I turned the key and....
The car did nothing.
I may not know a lot about cars, but I do know that something is supposed to happen when you turn the key.
I chewed my lower lip as I gripped the wheel. The wind outside was ridiculous and the car rocked a bit as it brushed against the car.
It was cold out.
Like negative temperatures cold.
The only reason why I was even out was to drive to my friend Amanda’s house to celebrate New Years.
Only the car wouldn’t start.
I turned the key again and the dashboard went crazy. All the warning signals popped on.
“What does this mean?” I wailed dramatically. I hate when things don’t work properly.
“Is it broken?” Tommy asked from the backseat. “Maybe it’s the battery.”
Oh God. What if it was the battery? What if it died? But how? I didn’t leave anything on in the car. It couldn’t be dead. It just couldn’t. I had places to be, dammit, and my car was still relatively new.
I have a 2010 Honda Insight, a hybrid, and I expect good things from a hybrid.

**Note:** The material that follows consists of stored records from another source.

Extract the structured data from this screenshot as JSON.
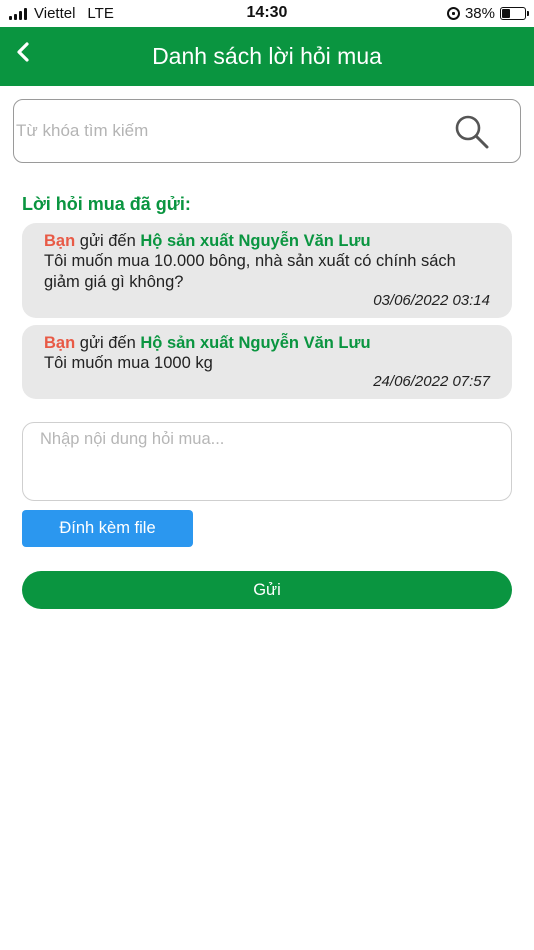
{
  "status_bar": {
    "carrier": "Viettel",
    "network": "LTE",
    "time": "14:30",
    "battery_text": "38%",
    "battery_level": 0.38
  },
  "header": {
    "title": "Danh sách lời hỏi mua",
    "back_icon": "chevron-left-icon",
    "bg_color": "#0a9540"
  },
  "search": {
    "placeholder": "Từ khóa tìm kiếm",
    "value": "",
    "icon": "search-icon"
  },
  "section": {
    "title": "Lời hỏi mua đã gửi:"
  },
  "messages": [
    {
      "sender": "Bạn",
      "to_label": "gửi đến",
      "recipient": "Hộ sản xuất Nguyễn Văn Lưu",
      "text": "Tôi muốn mua 10.000 bông, nhà sản xuất có chính sách giảm giá gì không?",
      "time": "03/06/2022 03:14"
    },
    {
      "sender": "Bạn",
      "to_label": "gửi đến",
      "recipient": "Hộ sản xuất Nguyễn Văn Lưu",
      "text": "Tôi muốn mua 1000 kg",
      "time": "24/06/2022 07:57"
    }
  ],
  "compose": {
    "placeholder": "Nhập nội dung hỏi mua...",
    "value": ""
  },
  "buttons": {
    "attach_label": "Đính kèm file",
    "send_label": "Gửi"
  },
  "colors": {
    "primary_green": "#0a9540",
    "attach_blue": "#2b97ef",
    "sender_red": "#e85a46",
    "card_bg": "#e8e8e8"
  }
}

I expect hybrids to TURN ON when you want them to.
“I’d expect this sort of thing from an old car but you are still new so stop it,” I said. To the car. Even though it’s, you know, not alive.
I tried to turn it on again.
“Mommy? I’m cold,” Natalie complained. She had on a heavy coat, hat and mittens but it didn’t matter.
And I didn’t blame her.
It was cold out.
“Stupid car,” I grumbled and we all went back in the house. My friend Amanda just picked us up and we still managed to have a fun get together.
On Saturday I tried the car again. Maybe it was a fluke on Friday night.
…nope. Still nothing.
I smacked the wheel. “What is the matter with you?” I griped. “I don’t speak car, I can’t help!”
I rested my forehead on the wheel. My hair fell down around me. I was not in the mood for this. Everything seemed to be breaking around me ever since Tom left for Korea. It was like the world was testing me, seeing if I was strong enough to handle everything.
“I am strong enough,” I muttered. Great. I was talking to myself. A lot. And speaking to inanimate objects. This probably meant I needed psychological help.
I popped open the hood. I figured I’d have a look see. I got out of the car, bracing myself against the cold. It wasn’t as bad as Friday, but still pretty chilly.
I peered into the hood, stroking my chin as though I knew exactly what I was looking at.
So…that thing with the wires hanging from it…the engine right? Or the battery? Wait. What was that thing? And…oh, THERE was where I put the windshield wiper fluid.
What was I even looking for? Something that said, “I’m causing the problem? Help?”
“Everything looks okay,” I said, peering closer. It was like some bizarre maze in the hood of my car. One that I’d never, ever figure out.
I shut the hood.
“Well,” I said. “I guess I’ll try again tomorrow.”
Sunday rolled around.
I gripped the keys in my hand. The car and I had a stare down like we were in the Old West.
“You had your fun. Now it’s time to start. I have places to be next week and don’t have time for car tantrums.” I envisioned myself walking into the service section of the Honda dealership going, “I need help. My car is having a tantrum.”
I slid in front of the wheel. I stuck the key in the ignition.
I took a deep breath.
I turned the key.
....the car rumbled back to life as if nothing were ever wrong.
I mean, what a bitch!
I let it run for a few minutes. Then I turned it off. Then I put it back on, just in case it was teasing me.
And it still worked!
I’m guessing it didn’t like the really cold temperatures?
But we’re in Wyoming, it’s going to HAVE to get used to the really cold temperatures.
I’m going to call the Honda dealership and will have them look at the car, just in case.
I don’t have the patience for car tantrums, after all.